"They wanted to construct a house that was deeply ecologically site-specific, energy-efficient, and had a strong design identity," said Faulkner Architects, a studio based in Truckee, California. To inform the design, the team drew from a "dense observation of the landscape, climate, culture, and existing uses and patterns of the site". The footprint of the new residence was influenced by an ageing house that once stood on the property. The team retained a large fireplace from the old dwelling, which was wrapped in concrete and serves as a major structural element and visual anchor.
The hillside was left open and natural. The home is shaded by mature oak trees, which were integral to the design.
"Those big trees felt like refuge before we even built anything," said architect Greg Faulkner. "They're a free material that became part of the house."
The home is entered from the north, where a covered walkway leads to the front door.
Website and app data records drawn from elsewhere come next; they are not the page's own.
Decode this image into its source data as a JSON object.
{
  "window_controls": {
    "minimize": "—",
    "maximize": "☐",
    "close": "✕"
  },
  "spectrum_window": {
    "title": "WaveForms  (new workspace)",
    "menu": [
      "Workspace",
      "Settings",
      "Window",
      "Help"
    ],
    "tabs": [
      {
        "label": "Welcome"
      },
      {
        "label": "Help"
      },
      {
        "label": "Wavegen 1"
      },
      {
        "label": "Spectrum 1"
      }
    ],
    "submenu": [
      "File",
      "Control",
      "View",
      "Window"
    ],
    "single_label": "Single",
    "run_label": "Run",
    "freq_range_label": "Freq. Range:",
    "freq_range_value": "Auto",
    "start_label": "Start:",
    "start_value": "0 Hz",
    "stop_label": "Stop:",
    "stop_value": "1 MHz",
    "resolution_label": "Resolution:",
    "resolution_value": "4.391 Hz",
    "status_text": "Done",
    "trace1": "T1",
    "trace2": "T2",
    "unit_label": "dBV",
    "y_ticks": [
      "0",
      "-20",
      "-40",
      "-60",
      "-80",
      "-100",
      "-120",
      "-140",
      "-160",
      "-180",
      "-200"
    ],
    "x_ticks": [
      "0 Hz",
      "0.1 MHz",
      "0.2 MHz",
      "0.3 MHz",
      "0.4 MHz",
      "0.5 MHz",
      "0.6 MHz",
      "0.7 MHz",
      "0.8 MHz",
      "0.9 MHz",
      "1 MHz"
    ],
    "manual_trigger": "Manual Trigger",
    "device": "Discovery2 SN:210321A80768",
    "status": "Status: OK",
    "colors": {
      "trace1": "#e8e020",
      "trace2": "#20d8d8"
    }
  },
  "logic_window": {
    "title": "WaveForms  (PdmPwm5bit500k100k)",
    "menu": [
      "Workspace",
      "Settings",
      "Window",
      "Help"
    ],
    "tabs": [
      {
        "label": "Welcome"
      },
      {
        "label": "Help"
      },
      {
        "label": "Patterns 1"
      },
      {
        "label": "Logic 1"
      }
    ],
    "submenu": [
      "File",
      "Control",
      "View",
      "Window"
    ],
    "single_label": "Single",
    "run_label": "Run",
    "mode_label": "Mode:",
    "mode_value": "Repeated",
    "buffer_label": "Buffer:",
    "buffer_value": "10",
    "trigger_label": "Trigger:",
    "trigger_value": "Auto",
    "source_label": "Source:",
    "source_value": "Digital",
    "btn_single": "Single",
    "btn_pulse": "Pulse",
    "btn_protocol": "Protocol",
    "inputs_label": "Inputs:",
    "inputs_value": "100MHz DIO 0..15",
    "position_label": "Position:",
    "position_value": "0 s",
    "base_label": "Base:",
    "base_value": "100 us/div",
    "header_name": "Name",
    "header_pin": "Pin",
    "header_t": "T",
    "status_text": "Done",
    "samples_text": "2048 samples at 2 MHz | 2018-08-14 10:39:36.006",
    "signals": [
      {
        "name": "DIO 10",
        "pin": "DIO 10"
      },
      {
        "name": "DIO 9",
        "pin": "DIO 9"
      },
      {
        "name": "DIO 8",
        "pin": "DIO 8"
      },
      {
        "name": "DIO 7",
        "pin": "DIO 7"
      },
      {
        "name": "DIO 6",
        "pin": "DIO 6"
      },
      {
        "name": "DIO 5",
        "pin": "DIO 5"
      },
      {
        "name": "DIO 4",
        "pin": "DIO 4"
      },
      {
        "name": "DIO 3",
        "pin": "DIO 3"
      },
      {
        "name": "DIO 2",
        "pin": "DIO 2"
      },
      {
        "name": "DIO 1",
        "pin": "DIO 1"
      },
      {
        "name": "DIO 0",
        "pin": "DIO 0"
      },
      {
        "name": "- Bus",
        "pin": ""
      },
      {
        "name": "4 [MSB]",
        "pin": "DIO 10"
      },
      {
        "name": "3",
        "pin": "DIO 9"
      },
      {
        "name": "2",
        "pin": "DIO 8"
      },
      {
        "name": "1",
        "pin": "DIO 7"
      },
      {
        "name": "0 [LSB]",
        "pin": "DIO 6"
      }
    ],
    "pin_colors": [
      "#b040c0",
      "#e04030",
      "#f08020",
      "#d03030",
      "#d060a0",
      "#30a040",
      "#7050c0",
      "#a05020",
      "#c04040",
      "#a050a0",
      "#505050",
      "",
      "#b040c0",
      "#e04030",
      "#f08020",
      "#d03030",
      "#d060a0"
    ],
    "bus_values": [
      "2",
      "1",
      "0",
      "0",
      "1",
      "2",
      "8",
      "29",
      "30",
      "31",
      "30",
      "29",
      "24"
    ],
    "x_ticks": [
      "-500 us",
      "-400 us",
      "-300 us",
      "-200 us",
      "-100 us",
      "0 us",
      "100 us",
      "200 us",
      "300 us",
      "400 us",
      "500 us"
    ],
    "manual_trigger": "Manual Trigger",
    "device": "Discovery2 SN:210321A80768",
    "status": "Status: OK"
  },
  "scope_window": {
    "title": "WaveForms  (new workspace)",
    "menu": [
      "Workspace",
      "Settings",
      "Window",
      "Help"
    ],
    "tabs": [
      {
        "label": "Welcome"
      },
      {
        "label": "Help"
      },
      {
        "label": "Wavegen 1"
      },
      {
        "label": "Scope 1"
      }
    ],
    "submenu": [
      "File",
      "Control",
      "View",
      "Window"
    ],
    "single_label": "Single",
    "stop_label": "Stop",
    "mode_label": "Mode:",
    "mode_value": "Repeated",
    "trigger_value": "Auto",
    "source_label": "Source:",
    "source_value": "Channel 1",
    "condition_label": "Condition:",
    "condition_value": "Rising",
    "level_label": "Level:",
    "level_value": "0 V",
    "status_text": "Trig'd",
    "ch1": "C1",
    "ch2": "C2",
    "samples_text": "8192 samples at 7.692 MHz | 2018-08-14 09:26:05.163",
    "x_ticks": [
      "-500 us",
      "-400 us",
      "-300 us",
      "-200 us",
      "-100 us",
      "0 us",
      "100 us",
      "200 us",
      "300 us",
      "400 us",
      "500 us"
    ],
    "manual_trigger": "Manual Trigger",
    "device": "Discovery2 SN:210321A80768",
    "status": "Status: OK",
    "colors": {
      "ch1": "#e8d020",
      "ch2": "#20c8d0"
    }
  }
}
Inside, one finds light-filled rooms with high ceilings and views of the landscape.
Providing a strong connection to the outdoors was a guiding concern for the architect. In the main living area, a 12-foot-wide (3.6-metre) retractable glass wall opens onto a patio and garden.
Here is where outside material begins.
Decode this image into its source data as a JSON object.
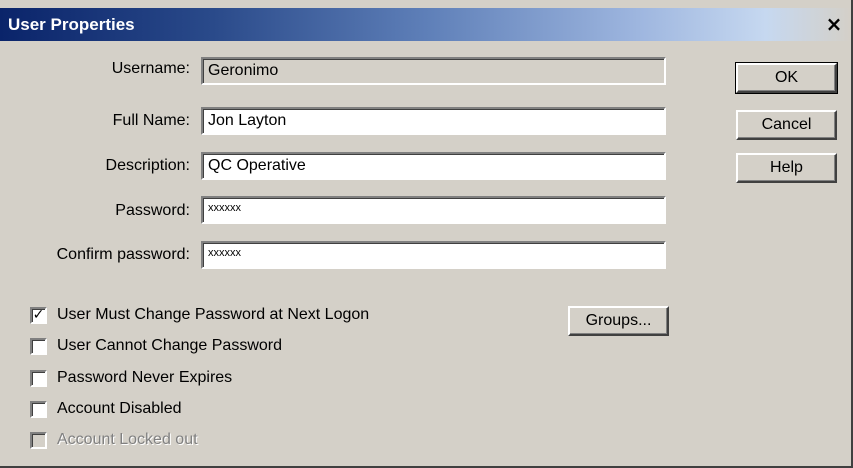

The home recently won a design award from the California chapter of the AIA. Other winners included the Alamo Square Residence by Jensen Architects, which involved updating a historic Victorian residence in San Francisco.
Photography is by Joe Fletcher Photography.